Wednesday, March 11, 2015
Join Dr. Seth for this month’s Movement and Performance Series Workshop on Saturday at 12:15. This one’s all about shoulders. Show up, collect some tools and make yourself better!
Cindy (AMRAP – Rounds and Reps)
20-Minute AMRAP of:
Mary (AMRAP – Rounds and Reps)
20-Minute AMRAP of:
5 Handstand Push-ups
10 Pistols (5-L / 5-R)
Following a brutal workout, it’s not uncommon to contemplate the reasons it did not go as well as you had hoped. My back was a little tight. I have a cold. I didn’t get much sleep last night. But habitually stewing on the negative can really mess with your mentality. Eliminate excuses from your workouts by following five simple steps.
1. Be Kind to Your Body
Being healthy is the first step to pardoning those pesky excuses. Athletes need to remember that food is fuel for the body, rest days are required and binge-drinking nights are a bad idea. To eliminate excuses, you should begin by eliminating any potentially problematic variables. And adjust to the idea that when you do indulge in something less than healthy, your workout will suffer a bit and it’s not a big deal.
2. Compete With Yourself
Fixating on the whiteboard can overwhelm rationality. Each athlete has strengths and weaknesses. Everybody has good and bad days. It’s imperative to compete against yourself rather than trying to get to the top of a whiteboard each day. It’s not realistic, and it can ruin your perspective on your own performance.
3. Practice Positivity
Some positive self-talk can go a long way. Before a workout, embrace giving 100 percent (knowing that your 100 percent may derive different results on different days) and being pleased with your personal efforts. Setting goals that are out of reach or unrealistic will only lead to disappointment and a search for excuses. Challenge yourself to practice positivity and appreciate what your all-out efforts accomplished.
4. Keep Your Mouth Closed
Bad habits die hard. So if you know yourself to frequently think of excuses, you’ll need to retrain your brain. And that takes time. While you’re trying to rein in the rumblings in your head, learn to keep your mouth closed. Negative chatter is counterproductive to your personal progress, and quite frankly, it’s super annoying to everybody around you. Muting your mouth will do wonders for getting your head on track.
5. Remember, It’s Just a Workout

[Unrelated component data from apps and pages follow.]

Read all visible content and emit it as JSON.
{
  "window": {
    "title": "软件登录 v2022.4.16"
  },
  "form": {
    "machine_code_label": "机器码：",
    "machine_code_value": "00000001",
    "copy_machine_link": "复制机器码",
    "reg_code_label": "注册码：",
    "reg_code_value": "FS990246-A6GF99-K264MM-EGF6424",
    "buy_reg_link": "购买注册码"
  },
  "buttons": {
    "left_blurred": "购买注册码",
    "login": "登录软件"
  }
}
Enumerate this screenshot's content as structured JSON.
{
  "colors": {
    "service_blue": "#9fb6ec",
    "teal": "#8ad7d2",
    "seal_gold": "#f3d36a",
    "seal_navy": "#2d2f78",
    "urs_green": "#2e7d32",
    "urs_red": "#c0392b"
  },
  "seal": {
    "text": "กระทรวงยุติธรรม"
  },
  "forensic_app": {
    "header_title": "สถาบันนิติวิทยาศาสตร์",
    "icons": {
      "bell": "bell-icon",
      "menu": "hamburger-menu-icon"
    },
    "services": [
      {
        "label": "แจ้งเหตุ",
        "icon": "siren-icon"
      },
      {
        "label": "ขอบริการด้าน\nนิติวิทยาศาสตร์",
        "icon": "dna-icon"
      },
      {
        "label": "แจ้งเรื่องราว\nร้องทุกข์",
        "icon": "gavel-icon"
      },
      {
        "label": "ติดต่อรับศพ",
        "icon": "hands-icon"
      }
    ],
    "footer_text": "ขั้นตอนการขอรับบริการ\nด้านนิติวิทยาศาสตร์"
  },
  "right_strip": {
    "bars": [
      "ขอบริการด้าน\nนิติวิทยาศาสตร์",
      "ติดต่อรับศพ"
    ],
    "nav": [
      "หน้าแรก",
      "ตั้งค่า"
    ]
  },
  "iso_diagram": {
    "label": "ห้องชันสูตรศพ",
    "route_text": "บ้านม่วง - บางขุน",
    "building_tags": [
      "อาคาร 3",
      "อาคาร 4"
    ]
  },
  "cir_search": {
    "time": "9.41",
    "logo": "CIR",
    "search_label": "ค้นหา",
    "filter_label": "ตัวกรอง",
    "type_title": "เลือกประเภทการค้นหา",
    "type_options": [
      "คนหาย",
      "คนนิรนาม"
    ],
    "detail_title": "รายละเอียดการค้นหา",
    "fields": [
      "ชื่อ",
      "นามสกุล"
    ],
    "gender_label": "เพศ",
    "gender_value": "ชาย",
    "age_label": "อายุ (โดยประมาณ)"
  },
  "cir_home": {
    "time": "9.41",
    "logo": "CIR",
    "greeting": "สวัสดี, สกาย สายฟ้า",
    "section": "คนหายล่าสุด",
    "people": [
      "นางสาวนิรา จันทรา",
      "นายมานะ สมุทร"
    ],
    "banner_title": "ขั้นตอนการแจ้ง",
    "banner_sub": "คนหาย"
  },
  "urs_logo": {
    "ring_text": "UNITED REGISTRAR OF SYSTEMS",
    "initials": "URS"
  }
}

I know CrossFitters tend to be a little crazy, so this might blow your mind … it’s JUST a workout. At the end of the day, who gives a sh*t how fast you did “Fran.” Don’t get me wrong, for those who use CrossFit as a full-time profession, it does matter. But for the rest of us (most of us), it’s a means of getting off our asses, staying in shape, looking good naked and challenging ourselves. So when things don’t go as planned, please remember that it’s just a workout. 1st 3 people to email us at swamprabbitcrossfit.com the 9 foundational crossfit movements get a prize. Excuses may help you feel better about a poor performance, but they change nothing. So screw the excuses. Learn to take ownership for your accomplishments and your shortfalls.